There are several steps involved between the time you decide to invest in a borehole and getting water pumped out of the earth. We have outlined the steps for you here below.

01. Site Pre-Visit

Before a borehole is drilled, a hydrogeological survey is carried out. it comprises of a site pre-visit, geophysical & hydrogeological investigations. A site pre-visit is carried out as the initial step so as to generate a datum reference for further borehole site investigations. This involves studying the general topography and understanding the geological set up of the area to be investigated. Geophysical methods are further used in hydrogeological assessment of the subsurface conditions.

02. Site Survey

A Hydro-geological survey is necessary at the proposed site before drilling of the borehole begins. The surveys help to ascertain suitable sites for exploration of significant quantities of groundwater. In return this ensure the best point is selected according to the geological data and the client’s need. The hydro geological data, graphs, maps, and cross section profiles obtained from the survey are used in determining drilling depth and other aspects.

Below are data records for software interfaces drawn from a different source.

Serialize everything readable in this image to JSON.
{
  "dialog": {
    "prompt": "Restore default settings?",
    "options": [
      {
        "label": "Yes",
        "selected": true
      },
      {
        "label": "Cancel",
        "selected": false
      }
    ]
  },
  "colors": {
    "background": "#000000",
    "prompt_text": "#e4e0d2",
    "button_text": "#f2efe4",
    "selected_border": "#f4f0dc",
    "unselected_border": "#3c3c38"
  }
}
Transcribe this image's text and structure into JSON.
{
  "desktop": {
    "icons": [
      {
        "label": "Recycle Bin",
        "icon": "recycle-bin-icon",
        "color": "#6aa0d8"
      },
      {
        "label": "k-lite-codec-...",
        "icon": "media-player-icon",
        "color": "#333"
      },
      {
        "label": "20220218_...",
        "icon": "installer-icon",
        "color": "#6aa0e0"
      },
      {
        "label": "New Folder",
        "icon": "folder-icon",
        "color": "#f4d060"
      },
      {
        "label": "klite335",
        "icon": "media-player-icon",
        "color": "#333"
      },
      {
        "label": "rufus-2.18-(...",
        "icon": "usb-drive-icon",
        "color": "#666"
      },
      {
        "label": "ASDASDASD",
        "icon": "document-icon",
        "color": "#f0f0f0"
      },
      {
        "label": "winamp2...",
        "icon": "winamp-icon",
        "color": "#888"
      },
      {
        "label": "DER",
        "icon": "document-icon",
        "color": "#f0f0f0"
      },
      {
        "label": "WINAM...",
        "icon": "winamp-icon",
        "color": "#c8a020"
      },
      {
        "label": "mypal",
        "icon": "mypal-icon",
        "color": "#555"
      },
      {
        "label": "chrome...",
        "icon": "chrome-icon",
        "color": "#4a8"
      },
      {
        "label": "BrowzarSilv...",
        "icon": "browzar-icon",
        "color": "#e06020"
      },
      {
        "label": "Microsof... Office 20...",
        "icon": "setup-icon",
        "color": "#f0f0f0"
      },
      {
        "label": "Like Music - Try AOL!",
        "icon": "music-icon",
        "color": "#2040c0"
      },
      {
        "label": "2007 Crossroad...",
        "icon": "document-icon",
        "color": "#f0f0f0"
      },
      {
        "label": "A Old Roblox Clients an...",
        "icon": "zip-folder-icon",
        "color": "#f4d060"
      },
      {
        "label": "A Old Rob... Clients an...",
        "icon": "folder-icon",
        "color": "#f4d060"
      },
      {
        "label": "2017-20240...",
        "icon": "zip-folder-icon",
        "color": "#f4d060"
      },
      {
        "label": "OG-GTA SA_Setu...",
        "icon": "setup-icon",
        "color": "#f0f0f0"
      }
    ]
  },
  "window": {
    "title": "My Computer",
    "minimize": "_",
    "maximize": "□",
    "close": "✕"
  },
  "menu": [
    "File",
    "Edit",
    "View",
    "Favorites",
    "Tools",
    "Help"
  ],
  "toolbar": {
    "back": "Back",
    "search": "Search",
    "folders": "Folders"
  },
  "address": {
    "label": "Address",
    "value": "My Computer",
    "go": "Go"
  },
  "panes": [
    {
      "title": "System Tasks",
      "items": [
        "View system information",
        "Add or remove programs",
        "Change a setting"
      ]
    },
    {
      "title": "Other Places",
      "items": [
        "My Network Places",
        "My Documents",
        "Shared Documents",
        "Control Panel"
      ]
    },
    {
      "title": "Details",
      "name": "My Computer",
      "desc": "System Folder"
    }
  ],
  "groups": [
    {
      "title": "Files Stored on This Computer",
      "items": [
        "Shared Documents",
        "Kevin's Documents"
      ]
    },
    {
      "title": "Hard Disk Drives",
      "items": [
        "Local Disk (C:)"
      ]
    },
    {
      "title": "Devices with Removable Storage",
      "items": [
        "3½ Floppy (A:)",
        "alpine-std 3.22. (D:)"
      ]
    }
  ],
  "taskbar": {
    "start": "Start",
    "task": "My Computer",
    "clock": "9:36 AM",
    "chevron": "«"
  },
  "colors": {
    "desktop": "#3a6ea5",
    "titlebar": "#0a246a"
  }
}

03. Drilling authorization

Once the drilling point is identified, the hydro geologist will do a report of the findings and have it submitted to the Water Resource Authority who will in turn evaluate it and give written authority to construct the borehole. This authorization gives the go ahead to drill. It is also important to carry out an E.I.A (Environmental Impact Assessment) of the project. This will allow the issuance of the NEMA license.
This is in conformity with the requirement of the Environment management and coordination amendment act (2015) and the environmental impact assessment and audit regulations,2013 for approval of the proposed borehole development project.

04. Site Mobilization

Involves the preparation and the movement of equipment, personnel, supplies and incidentals to the project site. It includes the transferring to the job site all plants, equipment, materials, personnel, supplies and all items necessary for the commencement and completion of the work. It also entails the setting up of all equipment, plants and other accessories until they are ready for use.

05. Drilling

After everything has been set up and inspected at the site, drilling starts The drilling can either be done using the rotary mud flush technique or rotary air percussion and flush method.

06. Rock Sampling

To develop relevant and accurate geotechnical evaluations and assessments it is necessary to collect representative subsurface rock/soil samples. These samples are collected at set intervals. Struck and water rest levels are constantly recorded. The process allows an estimate to be made of the yield of each individual aquifer.

07. Well Development

Is the act of cleaning out the clay and silt introduced during the drilling process as well as the finer part of the aquifer directly around the well screen prior to putting the well into use. This helps increase the rate of water movement from the aquifer into the well, stabilizes the aquifer to prevent sand pumping, and removes organic and inorganic material which may inhibit effective well disinfection.

08. Casing

This prevents contamination of fresh water well zones. It also prevents unstable upper formations from carving in and sticking the drill string or forming large caverns.

09. Test Pumping

Involves pumping of a well from a measured static water level at a known yield and recording the rate and pattern by which the water level within the well charges. Water samples are then collected for chemical analysis. The test is done for 24hrs and an addition 8 hrs recovery test. This will enable the hydro geologist to calculate the ideal pumping rate, the installation depth and the drawdown for a given discharge.

10. Final Stage

The next stage depends on the use of the water. This is best discussed and agreed with the client.